Throughout the material, count the lines with the word "face" in them, and answer with only the figure.

------------------------------------------------

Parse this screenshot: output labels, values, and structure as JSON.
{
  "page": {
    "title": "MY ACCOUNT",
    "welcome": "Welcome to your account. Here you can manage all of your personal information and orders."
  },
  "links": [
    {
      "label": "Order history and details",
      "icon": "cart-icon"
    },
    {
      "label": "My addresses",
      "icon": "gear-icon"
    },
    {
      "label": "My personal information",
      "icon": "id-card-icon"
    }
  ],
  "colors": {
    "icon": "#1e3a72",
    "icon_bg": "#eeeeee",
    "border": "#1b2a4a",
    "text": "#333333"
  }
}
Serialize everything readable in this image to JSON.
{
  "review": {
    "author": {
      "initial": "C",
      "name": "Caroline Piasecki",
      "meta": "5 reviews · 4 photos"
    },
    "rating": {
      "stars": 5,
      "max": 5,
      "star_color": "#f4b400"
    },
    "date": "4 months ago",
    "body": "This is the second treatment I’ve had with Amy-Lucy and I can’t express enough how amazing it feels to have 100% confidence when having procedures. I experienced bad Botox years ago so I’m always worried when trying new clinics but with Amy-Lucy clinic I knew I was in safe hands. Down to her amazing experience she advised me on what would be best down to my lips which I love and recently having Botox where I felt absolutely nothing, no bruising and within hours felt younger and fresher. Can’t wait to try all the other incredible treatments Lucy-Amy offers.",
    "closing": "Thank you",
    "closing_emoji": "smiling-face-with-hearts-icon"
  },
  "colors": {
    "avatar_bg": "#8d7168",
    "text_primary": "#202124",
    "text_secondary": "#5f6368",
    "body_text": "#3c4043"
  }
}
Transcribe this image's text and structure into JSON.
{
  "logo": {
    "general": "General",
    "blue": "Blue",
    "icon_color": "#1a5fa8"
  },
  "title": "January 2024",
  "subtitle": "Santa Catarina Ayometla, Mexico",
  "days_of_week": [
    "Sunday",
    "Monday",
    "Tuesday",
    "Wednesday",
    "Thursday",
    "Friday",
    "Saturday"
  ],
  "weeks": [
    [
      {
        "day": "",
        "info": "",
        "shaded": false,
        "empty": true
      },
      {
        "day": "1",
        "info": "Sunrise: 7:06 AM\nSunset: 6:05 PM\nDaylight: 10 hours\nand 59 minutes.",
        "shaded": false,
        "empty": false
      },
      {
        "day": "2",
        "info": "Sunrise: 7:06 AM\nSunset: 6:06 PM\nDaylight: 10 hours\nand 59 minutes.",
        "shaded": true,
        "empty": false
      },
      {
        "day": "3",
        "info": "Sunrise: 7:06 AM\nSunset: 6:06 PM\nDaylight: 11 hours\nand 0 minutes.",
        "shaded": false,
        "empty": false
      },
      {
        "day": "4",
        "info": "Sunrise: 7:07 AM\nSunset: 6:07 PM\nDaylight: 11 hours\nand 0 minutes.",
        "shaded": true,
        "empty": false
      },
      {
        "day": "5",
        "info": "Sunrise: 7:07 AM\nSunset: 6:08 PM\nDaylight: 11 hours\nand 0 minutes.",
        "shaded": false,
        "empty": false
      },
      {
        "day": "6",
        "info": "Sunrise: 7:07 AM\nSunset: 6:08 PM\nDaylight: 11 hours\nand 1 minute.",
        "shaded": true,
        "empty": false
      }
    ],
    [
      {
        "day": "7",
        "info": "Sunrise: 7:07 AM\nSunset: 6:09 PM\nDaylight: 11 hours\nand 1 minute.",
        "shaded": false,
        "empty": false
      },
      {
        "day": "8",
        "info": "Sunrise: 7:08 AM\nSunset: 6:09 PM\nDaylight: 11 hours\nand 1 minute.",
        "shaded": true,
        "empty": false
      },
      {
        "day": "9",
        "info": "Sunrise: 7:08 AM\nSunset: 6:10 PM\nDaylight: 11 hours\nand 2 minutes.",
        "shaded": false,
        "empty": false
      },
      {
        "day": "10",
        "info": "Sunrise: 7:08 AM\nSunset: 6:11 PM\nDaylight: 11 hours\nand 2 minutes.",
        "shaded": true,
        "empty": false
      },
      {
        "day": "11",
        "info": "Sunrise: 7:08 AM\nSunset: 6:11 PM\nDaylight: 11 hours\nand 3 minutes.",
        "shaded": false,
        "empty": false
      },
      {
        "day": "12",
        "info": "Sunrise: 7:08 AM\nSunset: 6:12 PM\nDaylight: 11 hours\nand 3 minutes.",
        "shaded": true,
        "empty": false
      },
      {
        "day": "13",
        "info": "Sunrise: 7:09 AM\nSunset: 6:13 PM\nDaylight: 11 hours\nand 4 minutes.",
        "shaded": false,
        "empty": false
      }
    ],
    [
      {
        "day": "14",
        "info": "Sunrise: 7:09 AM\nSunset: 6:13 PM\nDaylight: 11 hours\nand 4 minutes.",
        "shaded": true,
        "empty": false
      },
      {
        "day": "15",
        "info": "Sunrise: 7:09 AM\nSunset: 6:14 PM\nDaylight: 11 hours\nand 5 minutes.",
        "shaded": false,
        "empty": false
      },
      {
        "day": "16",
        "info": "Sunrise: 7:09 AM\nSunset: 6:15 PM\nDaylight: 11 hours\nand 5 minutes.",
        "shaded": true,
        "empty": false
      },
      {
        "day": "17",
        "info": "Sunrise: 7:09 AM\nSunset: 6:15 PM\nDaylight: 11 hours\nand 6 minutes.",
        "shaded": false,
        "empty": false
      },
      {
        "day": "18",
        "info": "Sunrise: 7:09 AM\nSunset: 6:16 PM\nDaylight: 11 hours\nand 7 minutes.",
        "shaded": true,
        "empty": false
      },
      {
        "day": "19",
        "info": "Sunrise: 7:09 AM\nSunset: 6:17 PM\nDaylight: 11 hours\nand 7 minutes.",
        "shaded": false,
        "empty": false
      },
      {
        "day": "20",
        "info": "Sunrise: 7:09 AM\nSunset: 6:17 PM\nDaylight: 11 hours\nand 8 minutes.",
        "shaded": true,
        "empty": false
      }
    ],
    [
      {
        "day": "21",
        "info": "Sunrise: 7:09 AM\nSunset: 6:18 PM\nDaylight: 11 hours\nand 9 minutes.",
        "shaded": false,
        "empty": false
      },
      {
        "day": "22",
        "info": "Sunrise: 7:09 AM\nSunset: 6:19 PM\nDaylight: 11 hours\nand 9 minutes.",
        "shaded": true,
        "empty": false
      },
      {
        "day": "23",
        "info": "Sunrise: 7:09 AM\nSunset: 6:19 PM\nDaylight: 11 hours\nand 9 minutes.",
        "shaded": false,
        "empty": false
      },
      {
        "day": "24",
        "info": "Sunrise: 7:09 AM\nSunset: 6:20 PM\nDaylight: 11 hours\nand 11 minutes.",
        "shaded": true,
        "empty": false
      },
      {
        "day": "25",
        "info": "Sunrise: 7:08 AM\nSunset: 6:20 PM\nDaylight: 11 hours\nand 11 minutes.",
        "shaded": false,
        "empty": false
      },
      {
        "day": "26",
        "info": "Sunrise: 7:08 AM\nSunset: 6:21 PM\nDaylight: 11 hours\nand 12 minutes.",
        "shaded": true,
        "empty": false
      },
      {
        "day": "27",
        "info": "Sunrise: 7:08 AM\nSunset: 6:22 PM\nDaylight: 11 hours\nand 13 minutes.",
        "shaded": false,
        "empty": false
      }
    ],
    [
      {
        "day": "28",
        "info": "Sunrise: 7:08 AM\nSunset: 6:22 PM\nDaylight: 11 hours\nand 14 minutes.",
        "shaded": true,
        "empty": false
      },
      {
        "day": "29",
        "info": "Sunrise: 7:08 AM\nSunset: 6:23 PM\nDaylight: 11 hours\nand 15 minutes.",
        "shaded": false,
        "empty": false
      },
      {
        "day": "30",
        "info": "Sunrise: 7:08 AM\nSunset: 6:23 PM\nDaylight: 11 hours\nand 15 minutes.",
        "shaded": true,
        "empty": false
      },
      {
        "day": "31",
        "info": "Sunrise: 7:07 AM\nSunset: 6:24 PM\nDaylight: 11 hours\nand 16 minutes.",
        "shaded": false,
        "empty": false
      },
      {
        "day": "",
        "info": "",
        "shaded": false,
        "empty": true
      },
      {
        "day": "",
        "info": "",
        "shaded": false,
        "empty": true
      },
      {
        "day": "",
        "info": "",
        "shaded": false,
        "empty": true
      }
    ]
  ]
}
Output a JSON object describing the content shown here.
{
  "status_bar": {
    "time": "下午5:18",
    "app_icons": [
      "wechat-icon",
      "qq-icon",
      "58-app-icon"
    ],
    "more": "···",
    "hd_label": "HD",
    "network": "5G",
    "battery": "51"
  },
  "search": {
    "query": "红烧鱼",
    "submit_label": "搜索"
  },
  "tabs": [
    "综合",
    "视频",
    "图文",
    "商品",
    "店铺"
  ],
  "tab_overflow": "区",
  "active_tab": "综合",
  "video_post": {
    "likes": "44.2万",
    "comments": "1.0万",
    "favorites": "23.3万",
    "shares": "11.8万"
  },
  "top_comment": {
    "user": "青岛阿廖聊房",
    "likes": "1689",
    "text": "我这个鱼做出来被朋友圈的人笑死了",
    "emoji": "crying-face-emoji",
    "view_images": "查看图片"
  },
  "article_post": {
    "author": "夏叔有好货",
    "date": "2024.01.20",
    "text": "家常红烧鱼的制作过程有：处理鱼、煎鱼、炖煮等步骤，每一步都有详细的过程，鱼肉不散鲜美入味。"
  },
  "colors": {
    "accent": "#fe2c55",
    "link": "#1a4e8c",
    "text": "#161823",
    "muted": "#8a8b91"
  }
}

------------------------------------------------

Exercise result.
2